=== TASK TO CARRY OUT ===
All of the data must be output without alteration.

=== Dataset rows describing interfaces ===
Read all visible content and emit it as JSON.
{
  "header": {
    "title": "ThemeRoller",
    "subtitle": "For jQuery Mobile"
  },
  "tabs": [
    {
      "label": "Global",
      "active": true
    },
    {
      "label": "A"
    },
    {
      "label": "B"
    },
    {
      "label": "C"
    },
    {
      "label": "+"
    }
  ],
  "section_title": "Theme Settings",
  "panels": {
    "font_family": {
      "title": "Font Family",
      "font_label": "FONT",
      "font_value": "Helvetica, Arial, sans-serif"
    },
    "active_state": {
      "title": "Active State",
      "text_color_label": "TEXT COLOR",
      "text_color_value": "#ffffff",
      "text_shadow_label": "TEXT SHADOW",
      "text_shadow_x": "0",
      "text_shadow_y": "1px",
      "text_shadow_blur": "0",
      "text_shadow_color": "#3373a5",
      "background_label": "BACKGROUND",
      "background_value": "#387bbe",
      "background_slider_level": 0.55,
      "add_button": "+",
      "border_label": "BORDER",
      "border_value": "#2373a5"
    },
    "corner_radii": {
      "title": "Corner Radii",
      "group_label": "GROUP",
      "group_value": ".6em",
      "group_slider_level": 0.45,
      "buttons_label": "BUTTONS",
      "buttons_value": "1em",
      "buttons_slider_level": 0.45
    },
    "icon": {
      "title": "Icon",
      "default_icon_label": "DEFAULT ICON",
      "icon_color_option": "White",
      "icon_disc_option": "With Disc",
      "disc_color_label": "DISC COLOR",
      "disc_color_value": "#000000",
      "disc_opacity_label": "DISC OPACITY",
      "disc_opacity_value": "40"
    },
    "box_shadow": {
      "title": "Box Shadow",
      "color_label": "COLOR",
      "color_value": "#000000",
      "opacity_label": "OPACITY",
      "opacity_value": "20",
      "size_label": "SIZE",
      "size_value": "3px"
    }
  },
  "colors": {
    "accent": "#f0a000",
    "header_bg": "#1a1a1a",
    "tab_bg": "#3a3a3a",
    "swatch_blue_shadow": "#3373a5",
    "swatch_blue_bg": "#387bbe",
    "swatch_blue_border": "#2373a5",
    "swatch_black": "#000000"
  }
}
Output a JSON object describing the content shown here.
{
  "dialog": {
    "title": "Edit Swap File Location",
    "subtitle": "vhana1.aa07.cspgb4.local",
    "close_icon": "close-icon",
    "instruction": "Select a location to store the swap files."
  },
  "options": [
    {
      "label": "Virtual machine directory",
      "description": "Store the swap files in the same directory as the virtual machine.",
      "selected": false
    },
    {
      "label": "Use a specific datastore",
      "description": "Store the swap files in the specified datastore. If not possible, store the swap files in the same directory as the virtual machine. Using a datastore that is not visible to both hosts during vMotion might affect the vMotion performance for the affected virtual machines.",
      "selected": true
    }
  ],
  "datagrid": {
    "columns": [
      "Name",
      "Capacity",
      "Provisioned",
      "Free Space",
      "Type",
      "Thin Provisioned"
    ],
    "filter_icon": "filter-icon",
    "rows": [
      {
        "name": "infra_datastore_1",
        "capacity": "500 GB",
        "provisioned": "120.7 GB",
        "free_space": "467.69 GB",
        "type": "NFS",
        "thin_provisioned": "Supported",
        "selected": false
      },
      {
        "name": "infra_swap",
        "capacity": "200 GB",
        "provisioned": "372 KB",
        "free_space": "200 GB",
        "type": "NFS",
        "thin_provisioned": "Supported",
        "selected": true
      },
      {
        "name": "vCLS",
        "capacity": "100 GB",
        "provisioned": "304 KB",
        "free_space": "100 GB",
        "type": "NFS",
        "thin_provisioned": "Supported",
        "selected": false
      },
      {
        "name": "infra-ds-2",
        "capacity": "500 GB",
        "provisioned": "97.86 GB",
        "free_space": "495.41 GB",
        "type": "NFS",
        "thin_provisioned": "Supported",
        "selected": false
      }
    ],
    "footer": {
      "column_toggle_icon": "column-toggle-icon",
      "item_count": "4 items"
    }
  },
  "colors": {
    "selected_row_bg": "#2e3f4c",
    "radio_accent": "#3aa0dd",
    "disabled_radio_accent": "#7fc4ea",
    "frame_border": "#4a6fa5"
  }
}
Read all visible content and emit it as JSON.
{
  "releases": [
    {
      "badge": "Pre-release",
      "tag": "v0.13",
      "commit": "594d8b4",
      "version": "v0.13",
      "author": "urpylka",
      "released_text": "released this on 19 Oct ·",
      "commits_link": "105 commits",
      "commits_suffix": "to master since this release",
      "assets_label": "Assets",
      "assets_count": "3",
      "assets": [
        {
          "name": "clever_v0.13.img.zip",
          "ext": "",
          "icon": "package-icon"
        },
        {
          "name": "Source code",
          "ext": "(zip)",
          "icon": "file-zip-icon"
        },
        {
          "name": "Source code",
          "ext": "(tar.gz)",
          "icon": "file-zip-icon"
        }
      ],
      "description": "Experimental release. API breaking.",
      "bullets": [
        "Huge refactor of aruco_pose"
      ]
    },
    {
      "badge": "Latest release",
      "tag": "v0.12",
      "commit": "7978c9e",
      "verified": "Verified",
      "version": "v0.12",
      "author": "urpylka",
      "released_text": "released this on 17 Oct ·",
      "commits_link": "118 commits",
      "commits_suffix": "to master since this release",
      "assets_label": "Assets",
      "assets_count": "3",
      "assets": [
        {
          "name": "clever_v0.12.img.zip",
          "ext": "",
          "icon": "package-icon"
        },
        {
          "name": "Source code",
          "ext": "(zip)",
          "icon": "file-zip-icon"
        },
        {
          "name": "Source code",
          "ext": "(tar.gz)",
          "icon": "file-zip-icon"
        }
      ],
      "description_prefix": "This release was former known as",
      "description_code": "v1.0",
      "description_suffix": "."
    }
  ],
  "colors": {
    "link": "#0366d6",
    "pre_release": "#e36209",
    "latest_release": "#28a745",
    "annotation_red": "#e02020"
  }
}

=== EXERCISE ANSWER ===
Read all visible content and emit it as JSON.
{
  "header": {
    "title": "ThemeRoller",
    "subtitle": "For jQuery Mobile"
  },
  "tabs": [
    {
      "label": "Global",
      "active": true
    },
    {
      "label": "A"
    },
    {
      "label": "B"
    },
    {
      "label": "C"
    },
    {
      "label": "+"
    }
  ],
  "section_title": "Theme Settings",
  "panels": {
    "font_family": {
      "title": "Font Family",
      "font_label": "FONT",
      "font_value": "Helvetica, Arial, sans-serif"
    },
    "active_state": {
      "title": "Active State",
      "text_color_label": "TEXT COLOR",
      "text_color_value": "#ffffff",
      "text_shadow_label": "TEXT SHADOW",
      "text_shadow_x": "0",
      "text_shadow_y": "1px",
      "text_shadow_blur": "0",
      "text_shadow_color": "#3373a5",
      "background_label": "BACKGROUND",
      "background_value": "#387bbe",
      "background_slider_level": 0.55,
      "add_button": "+",
      "border_label": "BORDER",
      "border_value": "#2373a5"
    },
    "corner_radii": {
      "title": "Corner Radii",
      "group_label": "GROUP",
      "group_value": ".6em",
      "group_slider_level": 0.45,
      "buttons_label": "BUTTONS",
      "buttons_value": "1em",
      "buttons_slider_level": 0.45
    },
    "icon": {
      "title": "Icon",
      "default_icon_label": "DEFAULT ICON",
      "icon_color_option": "White",
      "icon_disc_option": "With Disc",
      "disc_color_label": "DISC COLOR",
      "disc_color_value": "#000000",
      "disc_opacity_label": "DISC OPACITY",
      "disc_opacity_value": "40"
    },
    "box_shadow": {
      "title": "Box Shadow",
      "color_label": "COLOR",
      "color_value": "#000000",
      "opacity_label": "OPACITY",
      "opacity_value": "20",
      "size_label": "SIZE",
      "size_value": "3px"
    }
  },
  "colors": {
    "accent": "#f0a000",
    "header_bg": "#1a1a1a",
    "tab_bg": "#3a3a3a",
    "swatch_blue_shadow": "#3373a5",
    "swatch_blue_bg": "#387bbe",
    "swatch_blue_border": "#2373a5",
    "swatch_black": "#000000"
  }
}
Output a JSON object describing the content shown here.
{
  "dialog": {
    "title": "Edit Swap File Location",
    "subtitle": "vhana1.aa07.cspgb4.local",
    "close_icon": "close-icon",
    "instruction": "Select a location to store the swap files."
  },
  "options": [
    {
      "label": "Virtual machine directory",
      "description": "Store the swap files in the same directory as the virtual machine.",
      "selected": false
    },
    {
      "label": "Use a specific datastore",
      "description": "Store the swap files in the specified datastore. If not possible, store the swap files in the same directory as the virtual machine. Using a datastore that is not visible to both hosts during vMotion might affect the vMotion performance for the affected virtual machines.",
      "selected": true
    }
  ],
  "datagrid": {
    "columns": [
      "Name",
      "Capacity",
      "Provisioned",
      "Free Space",
      "Type",
      "Thin Provisioned"
    ],
    "filter_icon": "filter-icon",
    "rows": [
      {
        "name": "infra_datastore_1",
        "capacity": "500 GB",
        "provisioned": "120.7 GB",
        "free_space": "467.69 GB",
        "type": "NFS",
        "thin_provisioned": "Supported",
        "selected": false
      },
      {
        "name": "infra_swap",
        "capacity": "200 GB",
        "provisioned": "372 KB",
        "free_space": "200 GB",
        "type": "NFS",
        "thin_provisioned": "Supported",
        "selected": true
      },
      {
        "name": "vCLS",
        "capacity": "100 GB",
        "provisioned": "304 KB",
        "free_space": "100 GB",
        "type": "NFS",
        "thin_provisioned": "Supported",
        "selected": false
      },
      {
        "name": "infra-ds-2",
        "capacity": "500 GB",
        "provisioned": "97.86 GB",
        "free_space": "495.41 GB",
        "type": "NFS",
        "thin_provisioned": "Supported",
        "selected": false
      }
    ],
    "footer": {
      "column_toggle_icon": "column-toggle-icon",
      "item_count": "4 items"
    }
  },
  "colors": {
    "selected_row_bg": "#2e3f4c",
    "radio_accent": "#3aa0dd",
    "disabled_radio_accent": "#7fc4ea",
    "frame_border": "#4a6fa5"
  }
}
Read all visible content and emit it as JSON.
{
  "releases": [
    {
      "badge": "Pre-release",
      "tag": "v0.13",
      "commit": "594d8b4",
      "version": "v0.13",
      "author": "urpylka",
      "released_text": "released this on 19 Oct ·",
      "commits_link": "105 commits",
      "commits_suffix": "to master since this release",
      "assets_label": "Assets",
      "assets_count": "3",
      "assets": [
        {
          "name": "clever_v0.13.img.zip",
          "ext": "",
          "icon": "package-icon"
        },
        {
          "name": "Source code",
          "ext": "(zip)",
          "icon": "file-zip-icon"
        },
        {
          "name": "Source code",
          "ext": "(tar.gz)",
          "icon": "file-zip-icon"
        }
      ],
      "description": "Experimental release. API breaking.",
      "bullets": [
        "Huge refactor of aruco_pose"
      ]
    },
    {
      "badge": "Latest release",
      "tag": "v0.12",
      "commit": "7978c9e",
      "verified": "Verified",
      "version": "v0.12",
      "author": "urpylka",
      "released_text": "released this on 17 Oct ·",
      "commits_link": "118 commits",
      "commits_suffix": "to master since this release",
      "assets_label": "Assets",
      "assets_count": "3",
      "assets": [
        {
          "name": "clever_v0.12.img.zip",
          "ext": "",
          "icon": "package-icon"
        },
        {
          "name": "Source code",
          "ext": "(zip)",
          "icon": "file-zip-icon"
        },
        {
          "name": "Source code",
          "ext": "(tar.gz)",
          "icon": "file-zip-icon"
        }
      ],
      "description_prefix": "This release was former known as",
      "description_code": "v1.0",
      "description_suffix": "."
    }
  ],
  "colors": {
    "link": "#0366d6",
    "pre_release": "#e36209",
    "latest_release": "#28a745",
    "annotation_red": "#e02020"
  }
}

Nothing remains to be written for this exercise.